Mr. Eves appeared to need some rest. He remained jovial and relaxed during the final days of the campaign, but the strain of visiting 90 ridings and facing reporters every day during the month of September had left Mr. Eves with a weak voice and faltering focus.
He frequently carried a water bottle at public events, as he tried to soothe what he described as laryngitis. His speeches in front of large audiences often inspired genuine fervour, but as crowds dwindled during the final week of the campaign he appeared to lose enthusiasm for his own rhetoric.
Worse, he began making embarrassing slips of the tongue during the campaign's final days. His warnings about the potential dangers of a Liberal government included phrases that essentially acknowledged a Liberal win was inevitable.
At a rally in Stoney Creek, Mr. Eves even introduced his own candidates as "our four Liberal, ah, four Conservative candidates," and the TV cameras caught him briefly lifting his hands toward his face in a gesture of horror at his own mistake.

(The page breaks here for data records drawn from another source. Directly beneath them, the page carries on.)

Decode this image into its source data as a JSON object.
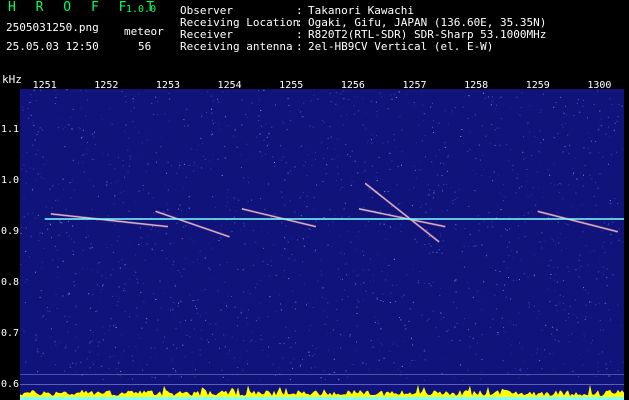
{
  "header": {
    "app_title": "H R O F F T",
    "app_version": "1.0.0",
    "file_name": "2505031250.png",
    "meteor_label": "meteor",
    "datetime": "25.05.03 12:50",
    "meteor_count": "56"
  },
  "info": [
    {
      "label": "Observer",
      "value": "Takanori Kawachi"
    },
    {
      "label": "Receiving Location",
      "value": "Ogaki, Gifu, JAPAN (136.60E, 35.35N)"
    },
    {
      "label": "Receiver",
      "value": "R820T2(RTL-SDR) SDR-Sharp 53.1000MHz"
    },
    {
      "label": "Receiving antenna",
      "value": "2el-HB9CV Vertical (el. E-W)"
    }
  ],
  "chart_data": {
    "type": "heatmap",
    "ylabel": "kHz",
    "y_ticks": [
      "1.1",
      "1.0",
      "0.9",
      "0.8",
      "0.7",
      "0.6"
    ],
    "x_ticks": [
      "1251",
      "1252",
      "1253",
      "1254",
      "1255",
      "1256",
      "1257",
      "1258",
      "1259",
      "1300"
    ],
    "ylim": [
      0.57,
      1.18
    ],
    "xlim": [
      1250.6,
      1300.4
    ],
    "carrier_khz": 0.925,
    "background_color": "#10147a",
    "carrier_color": "#7fffff",
    "baseline_color": "#ffff00",
    "meteor_echoes": [
      {
        "start_min": 1251.1,
        "end_min": 1253.0,
        "f_start": 0.935,
        "f_end": 0.91
      },
      {
        "start_min": 1252.8,
        "end_min": 1254.0,
        "f_start": 0.94,
        "f_end": 0.89
      },
      {
        "start_min": 1254.2,
        "end_min": 1255.4,
        "f_start": 0.945,
        "f_end": 0.91
      },
      {
        "start_min": 1256.1,
        "end_min": 1257.5,
        "f_start": 0.945,
        "f_end": 0.91
      },
      {
        "start_min": 1259.0,
        "end_min": 1300.3,
        "f_start": 0.94,
        "f_end": 0.9
      },
      {
        "start_min": 1256.2,
        "end_min": 1257.4,
        "f_start": 0.995,
        "f_end": 0.88
      }
    ]
  }
}
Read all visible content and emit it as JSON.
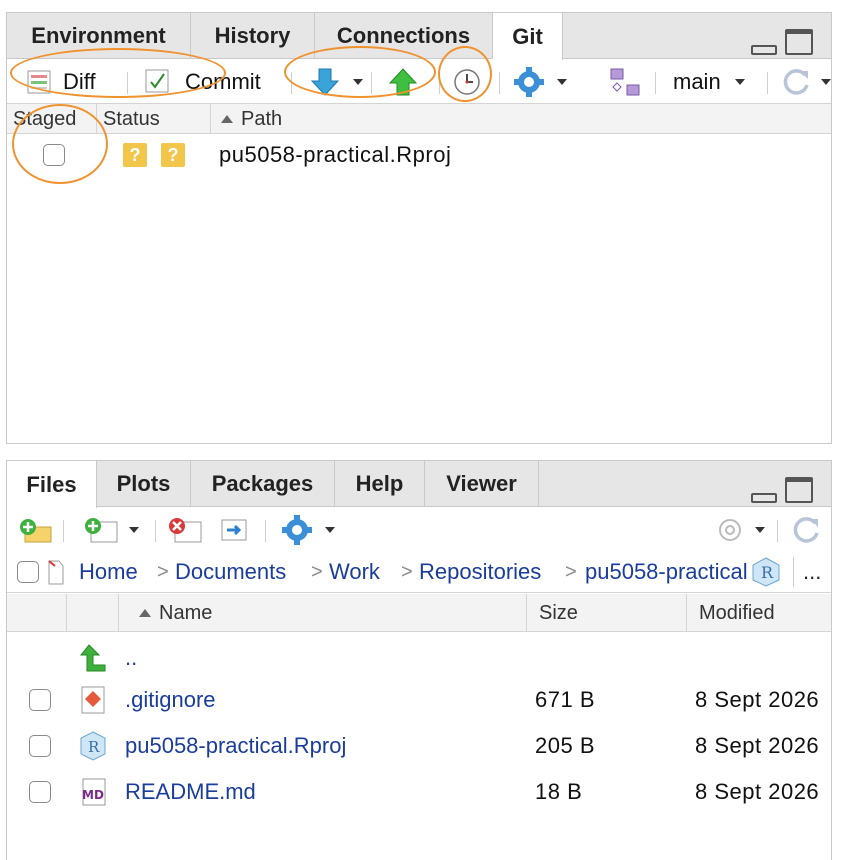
{
  "git_pane": {
    "tabs": [
      {
        "label": "Environment"
      },
      {
        "label": "History"
      },
      {
        "label": "Connections"
      },
      {
        "label": "Git",
        "active": true
      }
    ],
    "toolbar": {
      "diff_label": "Diff",
      "commit_label": "Commit",
      "branch_label": "main"
    },
    "columns": {
      "staged": "Staged",
      "status": "Status",
      "path": "Path"
    },
    "rows": [
      {
        "staged": false,
        "status": [
          "?",
          "?"
        ],
        "path": "pu5058-practical.Rproj"
      }
    ]
  },
  "files_pane": {
    "tabs": [
      {
        "label": "Files",
        "active": true
      },
      {
        "label": "Plots"
      },
      {
        "label": "Packages"
      },
      {
        "label": "Help"
      },
      {
        "label": "Viewer"
      }
    ],
    "breadcrumb": [
      "Home",
      "Documents",
      "Work",
      "Repositories",
      "pu5058-practical"
    ],
    "more_label": "...",
    "columns": {
      "name": "Name",
      "size": "Size",
      "modified": "Modified"
    },
    "parent_link": "..",
    "files": [
      {
        "name": ".gitignore",
        "size": "671 B",
        "modified": "8 Sept 2026",
        "icon": "git-file-icon"
      },
      {
        "name": "pu5058-practical.Rproj",
        "size": "205 B",
        "modified": "8 Sept 2026",
        "icon": "rproj-file-icon"
      },
      {
        "name": "README.md",
        "size": "18 B",
        "modified": "8 Sept 2026",
        "icon": "markdown-file-icon"
      }
    ]
  },
  "colors": {
    "highlight_ring": "#f0922f",
    "link": "#1a3d9c",
    "status_badge": "#f2c54b"
  }
}
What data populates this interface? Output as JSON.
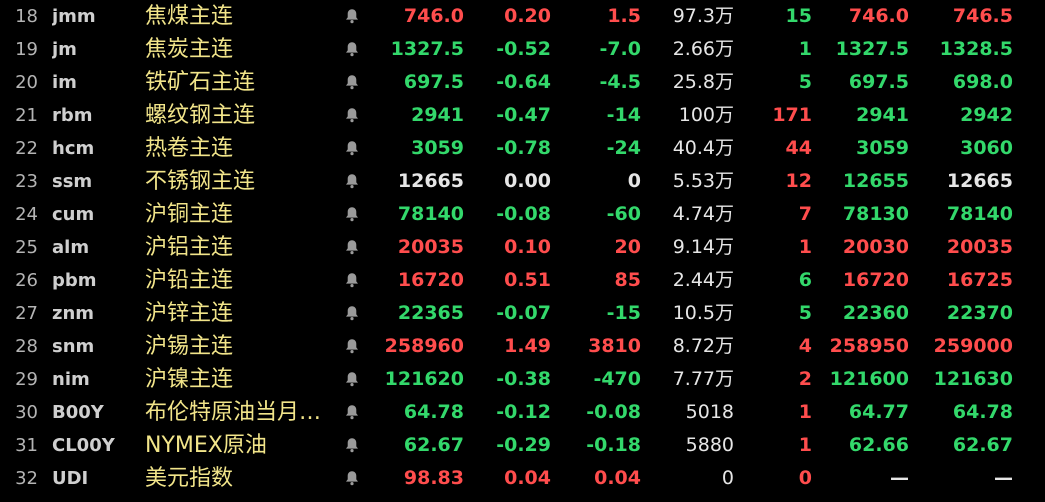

In that same speech, Mr. Eves drifted off-message again and described Liberal Leader Dalton McGuinty as having a "little, sharp pointy head."
"He's just tired," an aide said afterward, and Mr. Eves later explained that the outburst was caused by "frustration."
But Mr. Eves never seemed truly distraught over his inability to achieve a last-minute comeback. If anything, he grew more relaxed during the campaign's final days. When reporters persisted with questions about his "pointy head" comment, he made a self-deprecating joke: "I've been called a lot worse things than that, believe me," he said. "In fact, I would take that as a compliment these days."
The same self-effacing sense of humour surfaced in a speech to the Toronto Board of Trade. His first words of the morning were a joke alluding to the fact that he had quit a well-paid job on Bay Street to lead what turned out to be a short-lived government.
"What's the old adage about quitting while you're ahead?" he said, earning rueful laughs.